▸ WHAT IS BEING ASKED
Write out the entries verbatim and leave the images out of the copy.

....

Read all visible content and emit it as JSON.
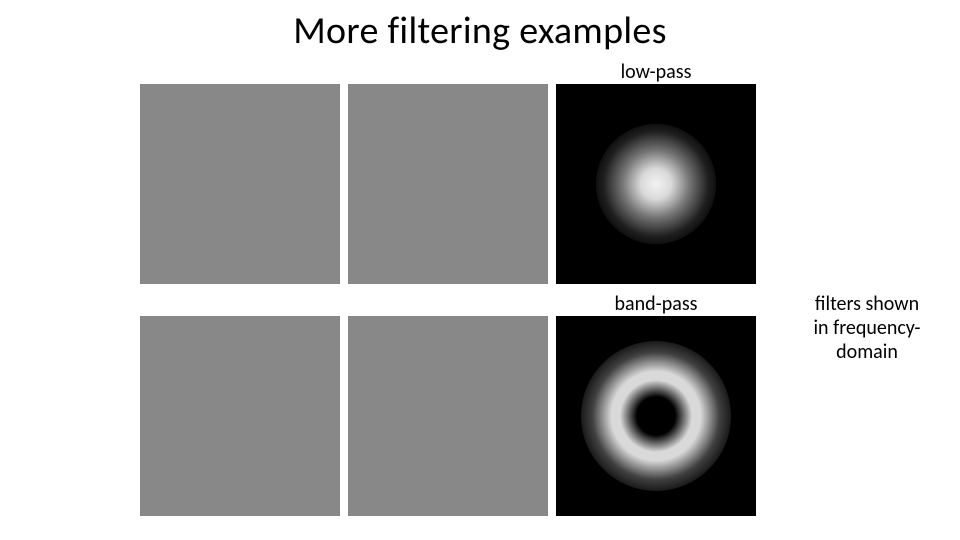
{
  "title": "More filtering examples",
  "row1": {
    "col1_caption": "",
    "col2_caption": "",
    "col3_caption": "low-pass"
  },
  "row2": {
    "col1_caption": "",
    "col2_caption": "",
    "col3_caption": "band-pass"
  },
  "sidenote_line1": "filters shown",
  "sidenote_line2": "in frequency-",
  "sidenote_line3": "domain",
  "images": {
    "row1_col1": "original-image-placeholder",
    "row1_col2": "lowpass-result-placeholder",
    "row1_col3": "lowpass-filter-spectrum",
    "row2_col1": "original-image-placeholder",
    "row2_col2": "bandpass-result-placeholder",
    "row2_col3": "bandpass-filter-spectrum"
  }
}
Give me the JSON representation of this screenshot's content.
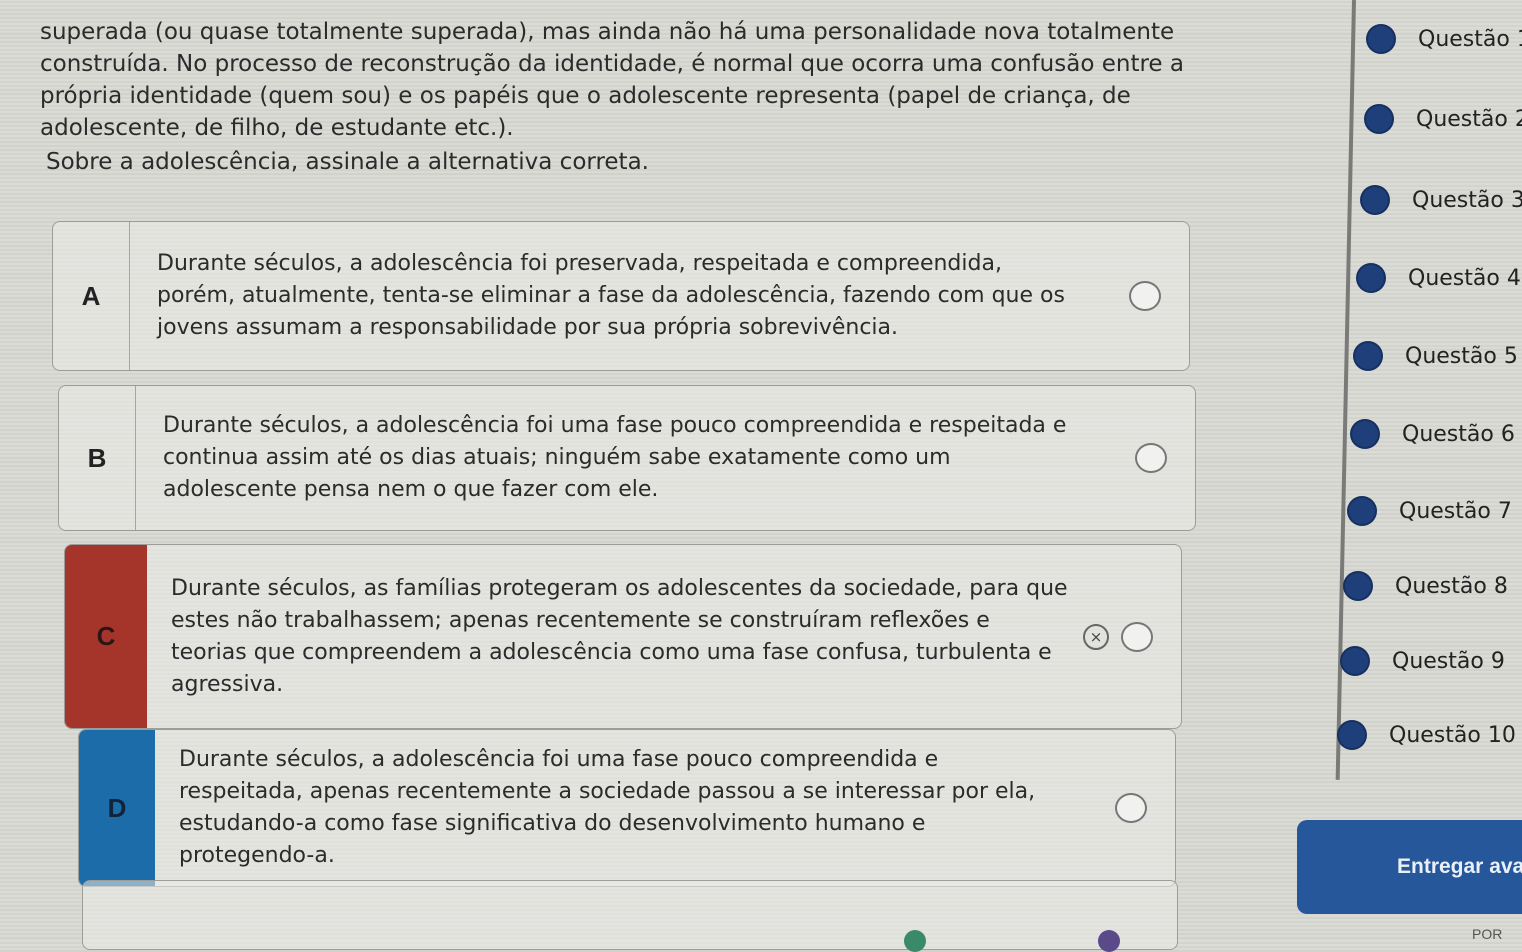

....

▸ TASK RESULT
Read all visible content and emit it as JSON.
{
  "title": "More filtering examples",
  "row1": {
    "col1_caption": "",
    "col2_caption": "",
    "col3_caption": "low-pass"
  },
  "row2": {
    "col1_caption": "",
    "col2_caption": "",
    "col3_caption": "band-pass"
  },
  "sidenote_line1": "filters shown",
  "sidenote_line2": "in frequency-",
  "sidenote_line3": "domain",
  "images": {
    "row1_col1": "original-image-placeholder",
    "row1_col2": "lowpass-result-placeholder",
    "row1_col3": "lowpass-filter-spectrum",
    "row2_col1": "original-image-placeholder",
    "row2_col2": "bandpass-result-placeholder",
    "row2_col3": "bandpass-filter-spectrum"
  }
}
Give me the JSON representation of this screenshot's content.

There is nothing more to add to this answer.